It’s important to review, analyze, and refresh your keywords. However, this can be tricky when you are managing multiple paid search accounts or very large ones. And over time, with the addition and removal of keywords and ad groups, we need to do some house cleaning. It’s important to create a keyword-review plan and build it into your account optimization schedule.
The following strategies can help you get a level set on what you should do to get your campaigns more strategic, as well as keep them performing efficiently.
1) Review What You Have
The first step is to review your campaigns and ad groups. Would newly-added ad groups be a better fit in a newer campaign? Take a look at the overall structure and ensure the ad groups are closely aligned with their relevant campaigns. Are there new products that don’t really have an ad group? Create new ad groups to accommodate them. For now, create them as placeholders for a future reference point.
2) Kill the Crap
Now that you have your account structure looking better, it’s time to take a hard look at those keywords. Pull your data for the last six months, and look to see what keywords are not performing. I typically create an Excel spreadsheet and color code all of the various metrics, which allows me to determine an action plan for each term.
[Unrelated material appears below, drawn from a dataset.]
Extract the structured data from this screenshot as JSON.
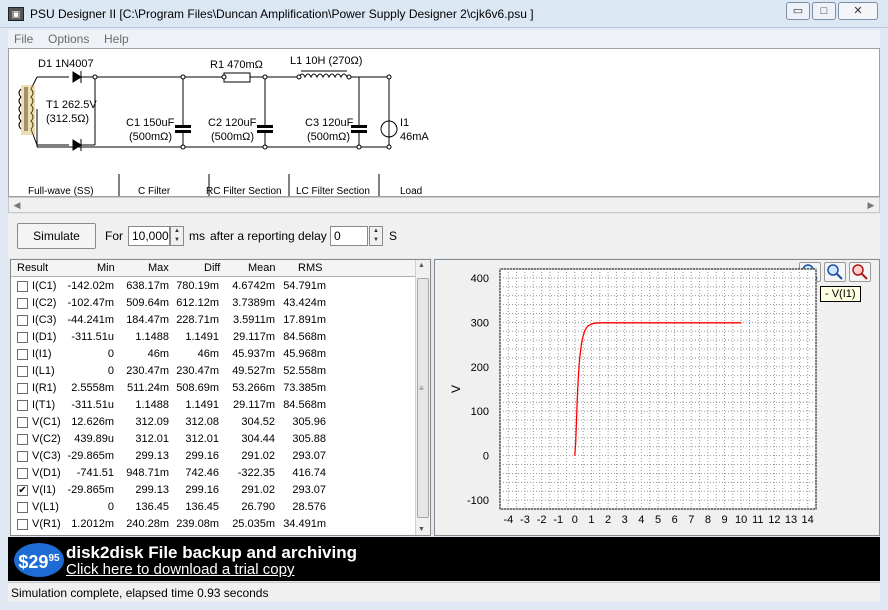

The first thing you should do is look at keywords that have no impression or click data, and remove them. Not only will this will help make your account more manageable in the long run, but it can improve your overall account-level Quality Score. You may think something is a great keyword, but it doesn’t mean your audience does, especially if they are not searching on it.
Then look at your keywords that have high costs, low CTR and low Quality Scores. Are there things you can do with these terms to improve their performance, such as lowering bids, new ad copy, or a better landing page? Create a plan for these terms, and then monitor for improvement. If your optimizations don’t show any improvement over time, consider pausing these terms as well.
3) Show Love for the Superstars
And what about your star terms, the ones that perform the best for you? Put them in a separate campaign so they can have a dedicated budget, and put the terms in their own ad groups, allowing you to create targeted ad copy just for those terms. You want to ensure your best performing terms are always there when users search for them.
4) Use the Tools to Cultivate
After the cleanup, you may find your account looks a bit sparse and you may have new ad groups that you need to build out. Using tools like Google’s Keyword Planner can help you determine if there are new opportunity keywords to add and use for keyword buildouts. The Search Query Report is also a great way to see how users are actually searching for your keywords. The report also identifies high-potential keywords to add.
5) Negatives, Negatives
No matter how strong we think our negative keyword list is and how much research we do, there are ways people search that we don’t always capture. Using the Search Query Report to mine for negatives ensures you are paying only for terms that are relevant to your business. Ensuring your account is performing at its best requires periodic structure reviews and keyword overhauls.